* [DESCRIPTION OF THE TASK]: Search the material for the word "JSON" and report each line where it turns up.

* [PROVIDED INFORMATION]:

◇ ◇ ◇

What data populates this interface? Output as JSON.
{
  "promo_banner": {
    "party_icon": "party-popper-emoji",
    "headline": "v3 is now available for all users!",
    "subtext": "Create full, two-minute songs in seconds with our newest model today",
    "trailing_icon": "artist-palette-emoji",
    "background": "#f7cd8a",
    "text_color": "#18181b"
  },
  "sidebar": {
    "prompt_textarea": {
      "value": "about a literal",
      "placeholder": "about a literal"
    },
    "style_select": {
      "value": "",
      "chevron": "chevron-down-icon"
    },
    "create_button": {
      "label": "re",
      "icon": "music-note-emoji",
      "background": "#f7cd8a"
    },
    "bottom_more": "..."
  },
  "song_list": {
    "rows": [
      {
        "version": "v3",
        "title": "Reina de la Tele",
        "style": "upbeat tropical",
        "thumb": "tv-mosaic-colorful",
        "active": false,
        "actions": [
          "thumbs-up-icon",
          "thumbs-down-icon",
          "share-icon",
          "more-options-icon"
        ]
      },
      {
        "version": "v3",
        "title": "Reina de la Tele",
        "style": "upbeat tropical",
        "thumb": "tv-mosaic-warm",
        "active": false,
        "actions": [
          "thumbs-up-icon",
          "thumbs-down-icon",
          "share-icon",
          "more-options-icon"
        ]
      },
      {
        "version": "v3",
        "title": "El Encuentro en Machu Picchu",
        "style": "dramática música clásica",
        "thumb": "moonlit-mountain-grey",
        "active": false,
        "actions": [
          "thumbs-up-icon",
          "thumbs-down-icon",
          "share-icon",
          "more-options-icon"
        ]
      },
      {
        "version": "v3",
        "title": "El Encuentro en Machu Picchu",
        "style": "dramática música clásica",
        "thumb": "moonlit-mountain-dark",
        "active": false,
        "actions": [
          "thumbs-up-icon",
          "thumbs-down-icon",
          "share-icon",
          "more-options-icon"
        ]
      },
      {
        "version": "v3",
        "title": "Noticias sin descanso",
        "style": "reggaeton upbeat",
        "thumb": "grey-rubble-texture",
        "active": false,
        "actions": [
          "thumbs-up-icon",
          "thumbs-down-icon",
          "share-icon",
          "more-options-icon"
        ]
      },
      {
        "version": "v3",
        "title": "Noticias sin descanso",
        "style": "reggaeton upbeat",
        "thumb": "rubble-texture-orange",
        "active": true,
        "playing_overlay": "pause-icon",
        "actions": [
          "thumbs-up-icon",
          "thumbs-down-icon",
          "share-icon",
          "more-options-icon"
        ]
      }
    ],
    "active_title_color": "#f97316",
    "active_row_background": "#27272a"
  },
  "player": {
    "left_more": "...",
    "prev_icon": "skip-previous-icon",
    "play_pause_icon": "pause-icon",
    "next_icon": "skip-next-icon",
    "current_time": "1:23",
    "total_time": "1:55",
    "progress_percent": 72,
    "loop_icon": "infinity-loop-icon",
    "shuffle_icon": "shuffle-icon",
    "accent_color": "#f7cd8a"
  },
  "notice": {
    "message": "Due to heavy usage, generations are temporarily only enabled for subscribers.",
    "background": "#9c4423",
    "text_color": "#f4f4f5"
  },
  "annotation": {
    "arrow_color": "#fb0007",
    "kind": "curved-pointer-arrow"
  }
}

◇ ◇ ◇

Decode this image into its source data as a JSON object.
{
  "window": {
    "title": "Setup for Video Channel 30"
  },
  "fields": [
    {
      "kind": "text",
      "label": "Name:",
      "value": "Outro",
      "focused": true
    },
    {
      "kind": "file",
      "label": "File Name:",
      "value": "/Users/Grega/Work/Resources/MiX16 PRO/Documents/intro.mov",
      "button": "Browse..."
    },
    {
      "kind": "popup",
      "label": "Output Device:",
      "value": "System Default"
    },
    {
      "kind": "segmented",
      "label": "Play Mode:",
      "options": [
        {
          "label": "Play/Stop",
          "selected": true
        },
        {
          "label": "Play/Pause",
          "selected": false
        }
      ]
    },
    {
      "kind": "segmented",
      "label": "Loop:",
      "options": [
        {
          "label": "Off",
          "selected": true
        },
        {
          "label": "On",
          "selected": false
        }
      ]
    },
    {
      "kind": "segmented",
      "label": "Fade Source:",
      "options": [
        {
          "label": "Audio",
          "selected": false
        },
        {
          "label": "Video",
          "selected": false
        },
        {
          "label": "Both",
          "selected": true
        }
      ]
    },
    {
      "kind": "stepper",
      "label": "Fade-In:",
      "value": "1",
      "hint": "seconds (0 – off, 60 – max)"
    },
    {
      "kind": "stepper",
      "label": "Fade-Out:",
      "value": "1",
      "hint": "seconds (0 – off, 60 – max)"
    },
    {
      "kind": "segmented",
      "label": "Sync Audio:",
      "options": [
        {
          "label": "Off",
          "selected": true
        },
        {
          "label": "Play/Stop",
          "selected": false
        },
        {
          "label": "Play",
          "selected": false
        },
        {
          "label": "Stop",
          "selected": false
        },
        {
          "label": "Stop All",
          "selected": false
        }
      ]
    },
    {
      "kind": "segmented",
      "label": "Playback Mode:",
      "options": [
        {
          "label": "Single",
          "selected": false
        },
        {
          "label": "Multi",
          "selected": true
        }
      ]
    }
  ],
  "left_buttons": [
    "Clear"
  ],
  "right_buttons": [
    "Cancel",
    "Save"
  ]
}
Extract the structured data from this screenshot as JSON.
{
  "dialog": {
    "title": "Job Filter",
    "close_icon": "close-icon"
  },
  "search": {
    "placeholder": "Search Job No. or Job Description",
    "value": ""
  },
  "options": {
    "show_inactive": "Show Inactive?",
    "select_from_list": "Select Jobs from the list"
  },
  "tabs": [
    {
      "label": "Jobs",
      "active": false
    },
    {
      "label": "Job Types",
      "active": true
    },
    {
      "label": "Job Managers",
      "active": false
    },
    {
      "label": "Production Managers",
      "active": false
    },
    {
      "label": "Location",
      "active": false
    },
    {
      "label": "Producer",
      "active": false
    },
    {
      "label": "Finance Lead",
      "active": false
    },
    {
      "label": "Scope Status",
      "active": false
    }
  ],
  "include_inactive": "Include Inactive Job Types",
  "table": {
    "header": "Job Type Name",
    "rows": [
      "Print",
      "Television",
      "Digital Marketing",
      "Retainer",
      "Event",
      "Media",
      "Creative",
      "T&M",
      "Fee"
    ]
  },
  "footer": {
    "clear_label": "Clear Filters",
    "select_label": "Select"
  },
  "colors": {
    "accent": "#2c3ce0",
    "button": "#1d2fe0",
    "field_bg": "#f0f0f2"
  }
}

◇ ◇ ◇

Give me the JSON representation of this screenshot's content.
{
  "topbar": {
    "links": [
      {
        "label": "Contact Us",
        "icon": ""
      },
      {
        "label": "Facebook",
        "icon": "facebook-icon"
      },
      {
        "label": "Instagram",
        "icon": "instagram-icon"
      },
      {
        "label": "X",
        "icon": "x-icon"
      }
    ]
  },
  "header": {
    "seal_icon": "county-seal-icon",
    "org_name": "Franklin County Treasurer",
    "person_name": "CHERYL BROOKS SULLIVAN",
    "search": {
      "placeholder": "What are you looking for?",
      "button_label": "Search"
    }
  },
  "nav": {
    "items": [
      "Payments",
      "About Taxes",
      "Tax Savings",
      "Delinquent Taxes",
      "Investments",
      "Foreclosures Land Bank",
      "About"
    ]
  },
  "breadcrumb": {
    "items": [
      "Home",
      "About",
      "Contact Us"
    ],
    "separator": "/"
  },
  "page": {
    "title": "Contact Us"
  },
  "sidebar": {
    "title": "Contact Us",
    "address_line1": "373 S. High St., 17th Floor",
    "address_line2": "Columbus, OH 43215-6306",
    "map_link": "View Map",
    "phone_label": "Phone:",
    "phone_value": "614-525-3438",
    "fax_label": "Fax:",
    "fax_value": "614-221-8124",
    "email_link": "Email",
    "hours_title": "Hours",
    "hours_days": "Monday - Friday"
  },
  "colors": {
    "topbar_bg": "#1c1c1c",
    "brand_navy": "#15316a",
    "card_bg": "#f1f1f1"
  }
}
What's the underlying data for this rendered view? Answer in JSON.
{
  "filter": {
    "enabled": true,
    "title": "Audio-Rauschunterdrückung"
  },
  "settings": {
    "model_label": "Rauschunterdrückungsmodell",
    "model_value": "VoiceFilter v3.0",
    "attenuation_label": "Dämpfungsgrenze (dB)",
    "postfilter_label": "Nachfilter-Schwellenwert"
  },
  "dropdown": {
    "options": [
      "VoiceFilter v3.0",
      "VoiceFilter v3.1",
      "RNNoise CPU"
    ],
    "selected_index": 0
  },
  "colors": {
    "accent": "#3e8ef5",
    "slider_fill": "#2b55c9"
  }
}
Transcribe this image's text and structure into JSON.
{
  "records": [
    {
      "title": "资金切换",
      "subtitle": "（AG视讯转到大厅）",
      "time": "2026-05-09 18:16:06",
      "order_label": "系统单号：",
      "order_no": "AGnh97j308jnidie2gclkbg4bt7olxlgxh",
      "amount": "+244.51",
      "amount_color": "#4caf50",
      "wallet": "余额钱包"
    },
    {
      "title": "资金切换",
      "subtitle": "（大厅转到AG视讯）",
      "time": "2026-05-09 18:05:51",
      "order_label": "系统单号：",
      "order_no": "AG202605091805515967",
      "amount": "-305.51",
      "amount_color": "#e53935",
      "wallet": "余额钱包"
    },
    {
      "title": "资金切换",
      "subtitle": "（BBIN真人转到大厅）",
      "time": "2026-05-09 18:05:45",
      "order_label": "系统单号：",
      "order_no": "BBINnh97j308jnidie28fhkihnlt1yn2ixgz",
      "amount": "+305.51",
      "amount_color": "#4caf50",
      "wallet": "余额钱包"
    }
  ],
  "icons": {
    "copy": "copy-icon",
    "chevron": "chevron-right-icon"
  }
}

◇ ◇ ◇

* [EXERCISE SOLUTION]:
What data populates this interface? Output as JSON.
Decode this image into its source data as a JSON object.
Extract the structured data from this screenshot as JSON.
Give me the JSON representation of this screenshot's content.
What's the underlying data for this rendered view? Answer in JSON.
Transcribe this image's text and structure into JSON.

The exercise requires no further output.